  • "We must take America"
  • Wealth beyond measure
  • Legacies
  • The enduring puzzle.
"The author of the popular History of Oil podcast traces the early-20th-century rivalry between John D. Rockefeller's Standard Oil and Royal Dutch Shell, describing the origins of partners Marcus Samuel, Jr. and Henri Deterding and how they used respective talents to break Rockefeller's daunting monopoly"-- NoveList.
At the height of the great oil boom of the 1870s-1880s, John D. Rockefeller was seemingly unstoppable. Capitalizing on the newly emerging industry that was changing the lives of people worldwide, Rockefeller eliminated his rivals to achieve near-total domination of the market. By 1889, he was at the peak of his power, having created one of the largest monopolies in history, so powerful that even the U.S. government was wary of challenging the great "anaconda" of Standard Oil. The Standard never loses--that is, until the unlikely duo of Marcus Samuel and Henri Deterding teamed up to form Royal Dutch Shell, and set the stage for the toppling of Standard Oil. This account of ambition, oil, and greed traces Samuel's rise from canny outsider to the heights of the British aristocracy, Deterding's conquest of America, and the collapse of Rockefeller's oil empire.
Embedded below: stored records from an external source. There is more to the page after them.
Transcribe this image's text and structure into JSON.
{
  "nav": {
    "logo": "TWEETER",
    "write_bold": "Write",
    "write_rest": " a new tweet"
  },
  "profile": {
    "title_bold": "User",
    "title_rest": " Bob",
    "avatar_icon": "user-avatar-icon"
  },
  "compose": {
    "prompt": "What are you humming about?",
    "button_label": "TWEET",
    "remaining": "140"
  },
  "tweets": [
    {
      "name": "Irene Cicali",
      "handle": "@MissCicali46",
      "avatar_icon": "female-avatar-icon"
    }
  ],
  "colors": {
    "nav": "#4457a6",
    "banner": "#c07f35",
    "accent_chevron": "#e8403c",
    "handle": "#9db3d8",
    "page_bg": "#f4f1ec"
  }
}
Taking readers through the rough and tumble of East London's streets and the twilight turmoil of tsarist Russia to the halls of the British Parliament and right down New York's Broadway, international affairs expert Peter Doran offers a fresh perspective on how Samuel and Deterding beat the world's richest man at his own game.--Adapted from dust jacket.
Business Library
Sound recording
1 sound file : digital Digital: audio file.
Business Library